NORTH Ayrshire writer John Hodgart has been announced as a joint winner of the prestigious James McCash Scots Poetry Competition.

John, 75, who is best known as the author of ‘Bessie Dunlop the Witch o' Dalry’, penned a poem called The Passing O' A Queen, about the media frenzy following the death of Queen Elizabeth II last year.

He shared the major award, sponsored by our sister titles Herald Scotland and Glasgow University, with five other poets after the judges ruled they were all worthy of a share of the £500 prize.

John, who is Dalry born and bred but now lives in Ardrossan, said: "I feel quite chuffed. It is not a huge award but it carries a lot of kudos in Scottish writing circles. Last year, I was a joint runner-up." 

Alan Riach, professor of Scottish literature at the University of Glasgow, described John's work as "an ironic, irreverent yet compassionate salutation on the death of the Queen".

John told the Ardrossan and Saltcoats Herald: "Although some people might see the poem as an anti-royalist satire, it isn’t intended as such.

"It is simply an ironic comment mainly on the excessive media coverage of the late Queen’s death and her funeral, when you could have been forgiven for thinking that nothing else was happening in the world for over two weeks.

"Of course it was an important national event and the late Queen was deserving of respect, but what we saw emerging during that period was, in my opinion almost a kind of mass hysteria, whipped up by the media and exemplified by the speaker of the House of Commons who actually said it was the most important historical event ever, a comment that was quite simply deranged.

"My poem is about that kind of loss of perspective, especially when all sorts of horrific and evil things were happening elsewhere, especially in the Ukraine."

John's play about the legendary Dalry 'witch' Bessie was turned into an audio book earlier this year, with performances in Dalry and Beith.

It became one of Amazon's top 10 selling audio plays. 

The McCash Prize is an annual competition, endowed by a former engineering graduate of Gilmorehill, James McCash, who had himself won an earlier Herald poetry competition in the 1970s.
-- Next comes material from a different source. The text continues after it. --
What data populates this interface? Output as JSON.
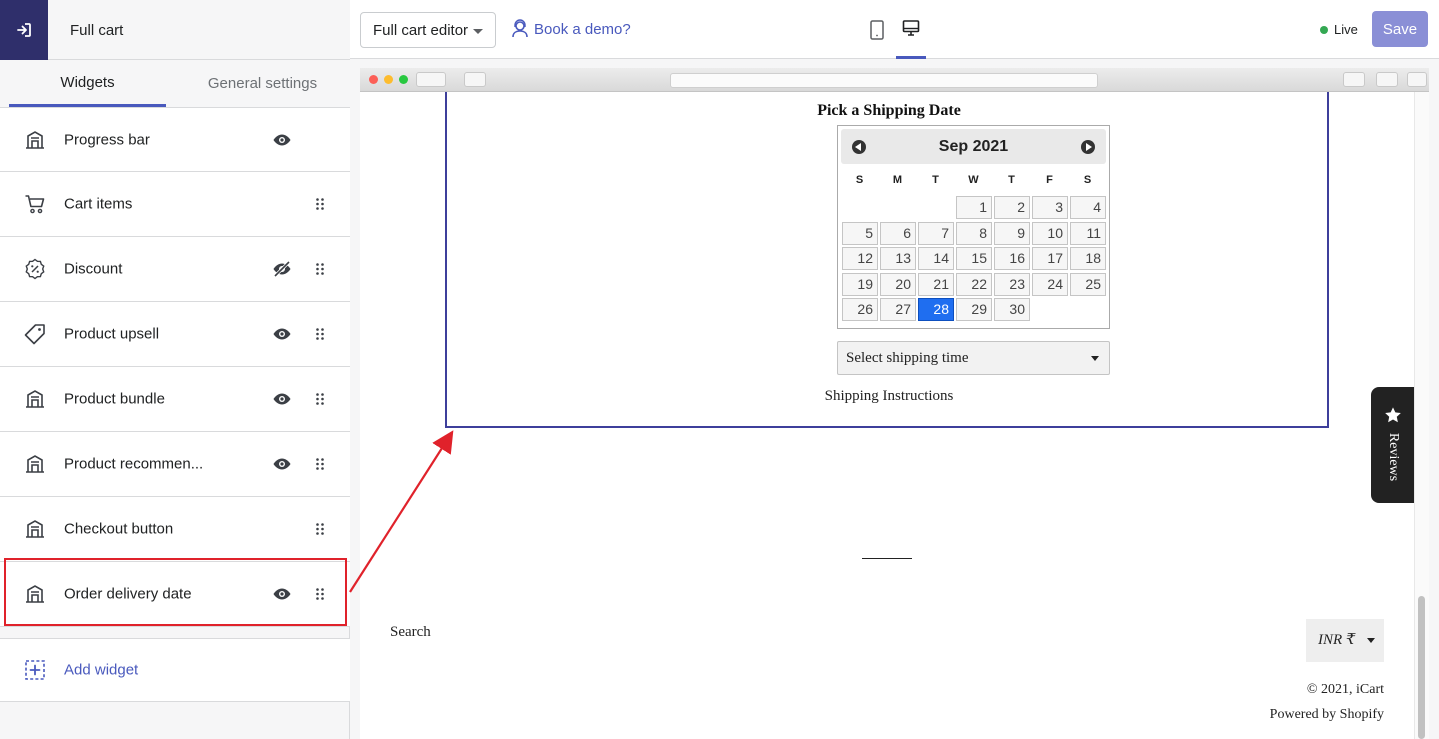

In the last 20 years it has become a major landmark in Scotland’s cultural calendar.  

Leslie Duncan, one of the judges, said: "What an energetic mixter-maxter of material reached us from the 99 poets who responded.

"They did so in all sorts of variants of the Scottish language, a fine stramash of tongues, from the classical and MacDiarmid’s Lallans to Doric and Burns’s Ayrshire cadences, and of course the smart patois of the city vernacular.

"It’s clear that the language remains vibrant and widely used in spite of all the push to conformity generated by the mass media, online and other."

The other winners of the award were David Bleiman for Ma Makaronic Manifest; Raymond Burke for How to Speak Glaswegian; Robert Hume for Simmer Storm, Winter Warm and Sheila Templeton for Winter’s Hansel.

John's poem reads: 

The Passin o a Queen

Wi her passin, an onding o pieties,  

Droonin maist o the land in grievin,

(Tho shunnin ony improprieties) 

Tae wing her on the wey tae Hieven,

As if we aw had lost oor mither,

(Queues roon streets for miles weavin)

As weel as oor sister an oor brither.

Jeez oh, it’s faur ayont believin

An I’ve neer kent o’t for anither,

While mony puir folk gied up breathin.


But mibbie for Lizzie it wis a blessin

She didnae see whit she’d become:

Gey near a saunt I’m kinna guessin,

Wi obsequies tae lea ye dumb 

An neer-endin encomiums, 

Some fu o guff, some fu o unction,

Some haudin the whiff o opiums,

As gabblin geegaws, lackin gumption,

Thocht it was, by God’s ain will,

The maist important thing eer seen.

As if the planets shid staun still

For the passin o a queen.


Yet ither things I daurnae mention,

In case ye think I’m on a rant,

Noo that we’ve witnesst her Ascension;

Her coffin, the Ark o the Covenant.

While Putin’s war aye grinds awa

An Ukraine’s battert, bluidy an raw.